◆ Instructions for the task ◆
Search the data for the string "Administration" and copy each line in which it appears.

Segment Open

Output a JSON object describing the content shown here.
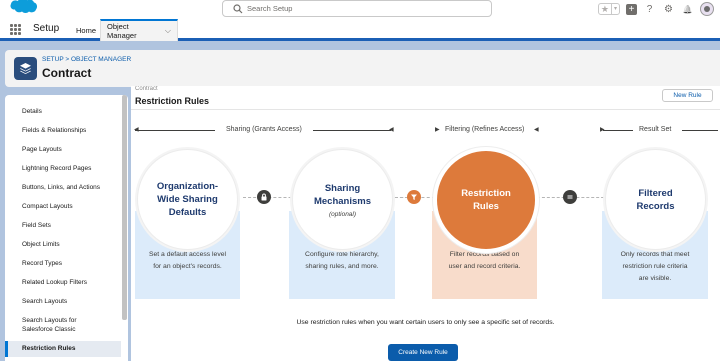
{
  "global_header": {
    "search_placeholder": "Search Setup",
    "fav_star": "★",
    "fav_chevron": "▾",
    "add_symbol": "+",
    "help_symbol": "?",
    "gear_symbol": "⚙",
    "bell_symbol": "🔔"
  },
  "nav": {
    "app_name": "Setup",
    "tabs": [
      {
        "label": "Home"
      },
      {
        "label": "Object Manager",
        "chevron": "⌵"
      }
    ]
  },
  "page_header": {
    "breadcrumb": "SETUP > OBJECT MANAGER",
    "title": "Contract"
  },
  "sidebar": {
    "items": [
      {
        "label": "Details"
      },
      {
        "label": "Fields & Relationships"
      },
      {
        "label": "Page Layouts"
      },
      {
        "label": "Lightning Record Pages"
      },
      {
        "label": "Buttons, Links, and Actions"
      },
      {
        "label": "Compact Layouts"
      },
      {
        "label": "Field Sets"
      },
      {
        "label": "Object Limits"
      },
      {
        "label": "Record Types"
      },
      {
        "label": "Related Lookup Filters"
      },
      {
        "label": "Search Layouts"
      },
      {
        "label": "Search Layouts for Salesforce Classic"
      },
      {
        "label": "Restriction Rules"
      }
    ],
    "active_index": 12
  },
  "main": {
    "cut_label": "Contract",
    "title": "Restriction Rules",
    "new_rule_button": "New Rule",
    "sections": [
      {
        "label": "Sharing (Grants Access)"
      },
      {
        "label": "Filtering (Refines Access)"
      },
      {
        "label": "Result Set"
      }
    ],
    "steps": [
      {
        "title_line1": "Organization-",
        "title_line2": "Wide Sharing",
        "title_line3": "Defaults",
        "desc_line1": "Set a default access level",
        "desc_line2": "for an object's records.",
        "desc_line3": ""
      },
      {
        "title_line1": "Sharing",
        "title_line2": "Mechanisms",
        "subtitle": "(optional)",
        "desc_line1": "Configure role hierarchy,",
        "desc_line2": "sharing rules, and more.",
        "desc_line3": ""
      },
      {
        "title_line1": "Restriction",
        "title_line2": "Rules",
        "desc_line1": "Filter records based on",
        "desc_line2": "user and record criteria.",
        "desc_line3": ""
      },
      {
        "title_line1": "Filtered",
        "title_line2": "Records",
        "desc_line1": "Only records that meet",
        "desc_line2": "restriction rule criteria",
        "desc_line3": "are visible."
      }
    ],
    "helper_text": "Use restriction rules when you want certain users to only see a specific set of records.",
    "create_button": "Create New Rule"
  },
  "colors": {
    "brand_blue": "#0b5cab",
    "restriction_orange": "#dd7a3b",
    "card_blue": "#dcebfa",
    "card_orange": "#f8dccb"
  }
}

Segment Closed
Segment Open

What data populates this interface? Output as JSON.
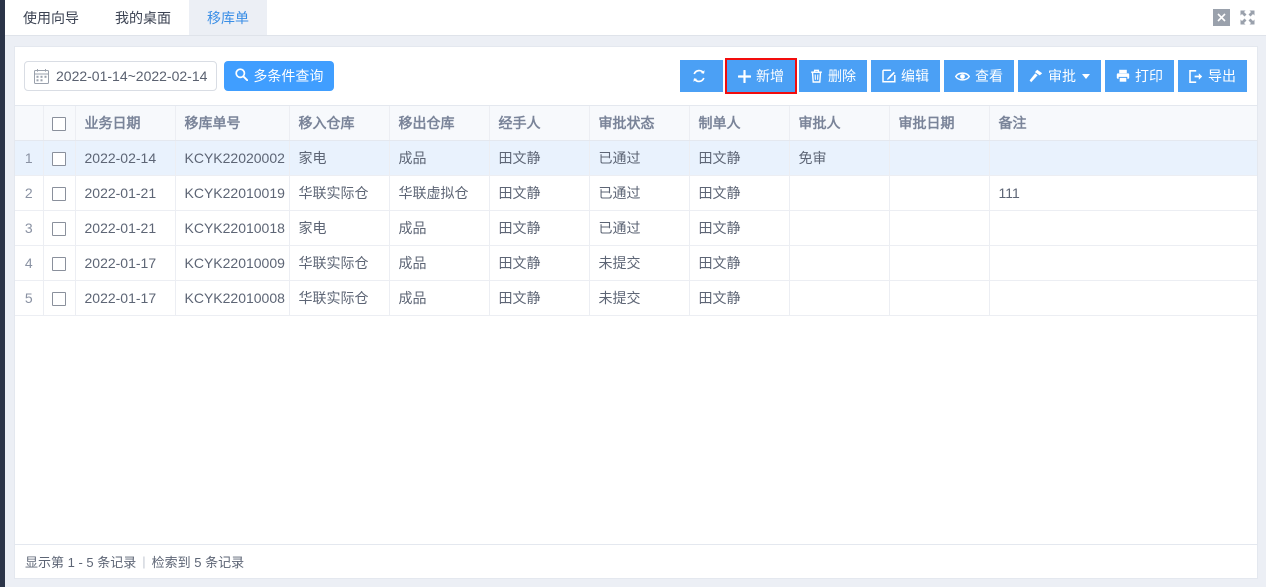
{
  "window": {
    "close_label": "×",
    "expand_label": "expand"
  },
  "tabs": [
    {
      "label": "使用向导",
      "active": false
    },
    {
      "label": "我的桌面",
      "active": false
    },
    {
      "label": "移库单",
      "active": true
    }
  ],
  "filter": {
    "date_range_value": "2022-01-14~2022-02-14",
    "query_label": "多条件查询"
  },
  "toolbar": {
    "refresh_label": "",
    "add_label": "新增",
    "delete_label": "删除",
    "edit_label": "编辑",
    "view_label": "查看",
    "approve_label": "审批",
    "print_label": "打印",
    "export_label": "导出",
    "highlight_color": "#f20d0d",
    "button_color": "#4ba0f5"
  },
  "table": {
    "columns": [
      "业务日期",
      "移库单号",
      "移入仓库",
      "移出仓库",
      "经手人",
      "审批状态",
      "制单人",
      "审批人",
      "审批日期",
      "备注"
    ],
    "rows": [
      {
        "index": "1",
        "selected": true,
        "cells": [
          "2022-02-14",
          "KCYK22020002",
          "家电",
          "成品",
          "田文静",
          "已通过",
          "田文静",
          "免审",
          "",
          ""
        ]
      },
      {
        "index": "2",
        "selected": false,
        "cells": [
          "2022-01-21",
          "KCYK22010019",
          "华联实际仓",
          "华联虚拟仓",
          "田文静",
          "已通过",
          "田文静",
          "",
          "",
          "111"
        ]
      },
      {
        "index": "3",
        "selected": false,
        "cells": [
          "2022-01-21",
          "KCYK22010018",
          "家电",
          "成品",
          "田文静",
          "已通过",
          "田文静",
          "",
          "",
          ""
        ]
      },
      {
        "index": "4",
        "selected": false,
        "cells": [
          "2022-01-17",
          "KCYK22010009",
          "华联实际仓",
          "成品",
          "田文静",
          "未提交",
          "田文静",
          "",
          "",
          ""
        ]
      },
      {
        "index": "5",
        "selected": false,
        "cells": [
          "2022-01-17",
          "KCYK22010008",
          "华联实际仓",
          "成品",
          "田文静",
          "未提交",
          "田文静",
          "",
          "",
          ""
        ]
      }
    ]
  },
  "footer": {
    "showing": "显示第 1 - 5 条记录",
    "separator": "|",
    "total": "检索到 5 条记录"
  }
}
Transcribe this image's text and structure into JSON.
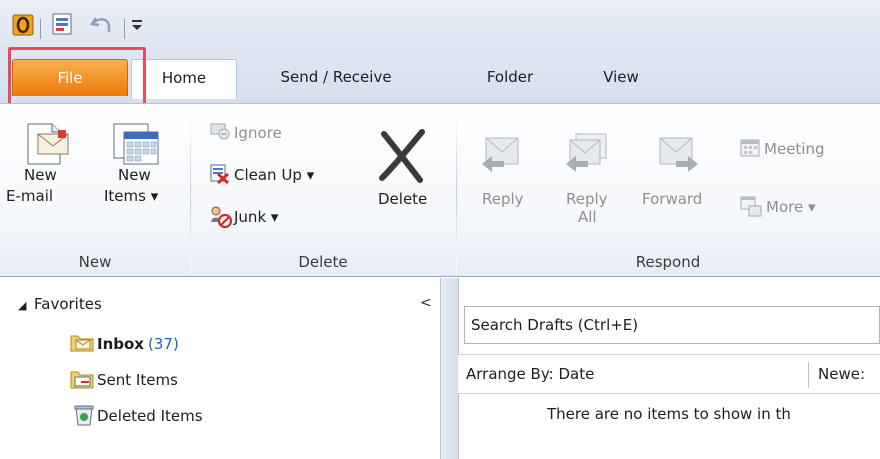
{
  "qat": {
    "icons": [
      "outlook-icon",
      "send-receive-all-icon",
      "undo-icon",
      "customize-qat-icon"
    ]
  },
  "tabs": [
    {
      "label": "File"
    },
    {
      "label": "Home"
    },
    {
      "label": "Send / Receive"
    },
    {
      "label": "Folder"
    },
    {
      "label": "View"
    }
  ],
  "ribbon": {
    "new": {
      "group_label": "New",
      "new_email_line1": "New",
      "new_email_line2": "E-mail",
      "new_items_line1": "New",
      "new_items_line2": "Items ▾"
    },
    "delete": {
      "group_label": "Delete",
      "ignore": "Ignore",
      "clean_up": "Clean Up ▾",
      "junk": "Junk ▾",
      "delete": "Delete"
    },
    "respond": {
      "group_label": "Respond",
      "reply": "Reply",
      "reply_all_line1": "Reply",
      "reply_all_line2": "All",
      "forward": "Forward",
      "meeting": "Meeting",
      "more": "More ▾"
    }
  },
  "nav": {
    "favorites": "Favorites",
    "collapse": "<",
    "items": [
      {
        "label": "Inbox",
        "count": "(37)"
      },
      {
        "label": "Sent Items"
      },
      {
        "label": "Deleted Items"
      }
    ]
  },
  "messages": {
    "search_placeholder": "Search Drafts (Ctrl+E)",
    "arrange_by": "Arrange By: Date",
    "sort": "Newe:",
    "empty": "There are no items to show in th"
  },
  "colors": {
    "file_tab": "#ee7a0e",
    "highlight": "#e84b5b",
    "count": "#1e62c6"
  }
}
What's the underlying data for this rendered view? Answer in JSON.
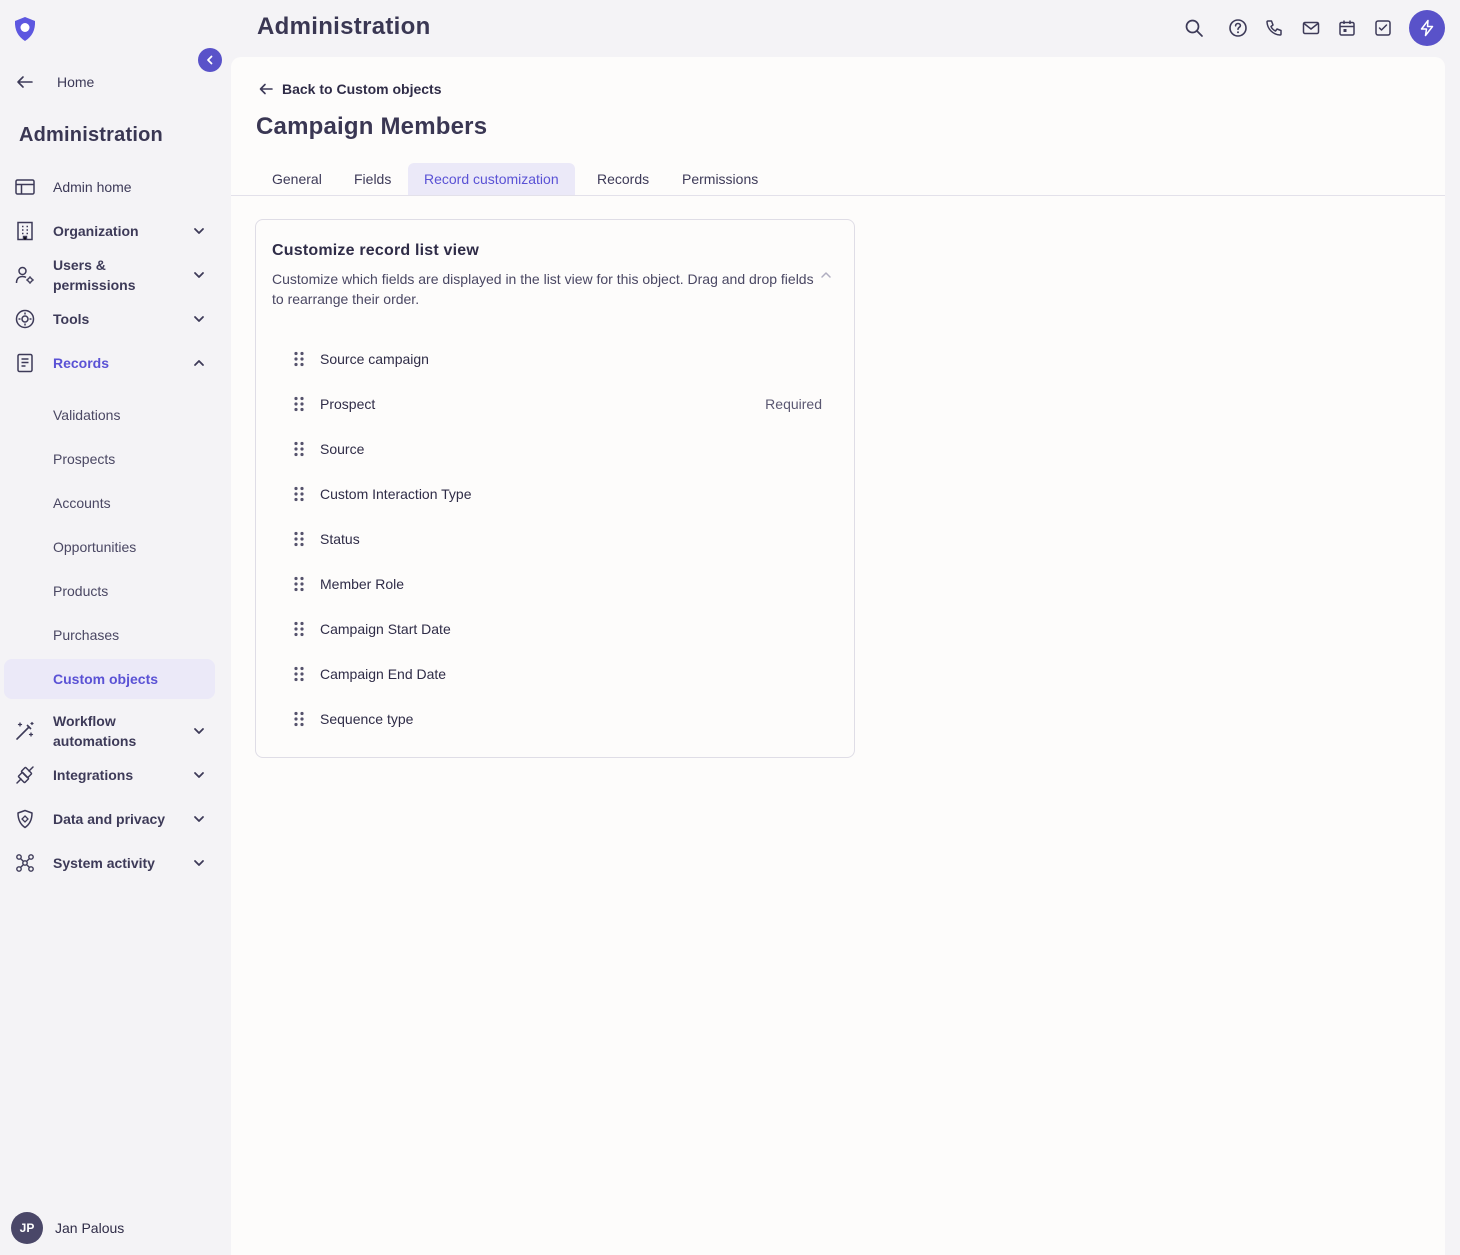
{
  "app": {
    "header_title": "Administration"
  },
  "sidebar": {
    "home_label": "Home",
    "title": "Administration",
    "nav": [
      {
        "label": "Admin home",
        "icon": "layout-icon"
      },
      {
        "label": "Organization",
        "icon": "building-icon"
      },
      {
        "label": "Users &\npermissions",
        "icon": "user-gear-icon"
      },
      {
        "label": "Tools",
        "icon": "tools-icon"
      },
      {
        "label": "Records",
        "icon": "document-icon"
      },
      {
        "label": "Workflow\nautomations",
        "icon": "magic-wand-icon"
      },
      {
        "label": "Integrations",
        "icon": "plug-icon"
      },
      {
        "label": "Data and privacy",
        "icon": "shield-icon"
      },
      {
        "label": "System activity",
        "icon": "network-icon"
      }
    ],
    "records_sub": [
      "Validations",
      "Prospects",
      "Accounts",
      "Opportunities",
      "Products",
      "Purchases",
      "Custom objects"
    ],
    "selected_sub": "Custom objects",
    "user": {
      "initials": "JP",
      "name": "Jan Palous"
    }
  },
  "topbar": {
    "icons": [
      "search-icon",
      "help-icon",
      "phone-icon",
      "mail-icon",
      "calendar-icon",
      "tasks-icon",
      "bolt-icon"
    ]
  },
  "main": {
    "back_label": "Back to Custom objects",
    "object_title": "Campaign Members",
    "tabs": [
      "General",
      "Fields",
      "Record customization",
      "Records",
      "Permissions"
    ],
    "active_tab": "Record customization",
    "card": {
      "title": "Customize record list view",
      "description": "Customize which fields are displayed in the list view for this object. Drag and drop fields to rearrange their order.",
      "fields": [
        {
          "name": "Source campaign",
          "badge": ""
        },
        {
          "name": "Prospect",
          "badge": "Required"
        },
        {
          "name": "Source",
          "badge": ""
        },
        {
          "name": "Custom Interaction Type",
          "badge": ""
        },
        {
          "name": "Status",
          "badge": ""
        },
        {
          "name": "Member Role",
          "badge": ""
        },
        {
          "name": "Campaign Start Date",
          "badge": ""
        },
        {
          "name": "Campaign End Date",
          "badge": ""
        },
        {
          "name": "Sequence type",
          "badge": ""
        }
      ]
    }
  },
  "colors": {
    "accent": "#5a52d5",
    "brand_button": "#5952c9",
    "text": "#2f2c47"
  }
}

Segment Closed

◆ Task solution ◆
    "header_title": "Administration"
    "title": "Administration",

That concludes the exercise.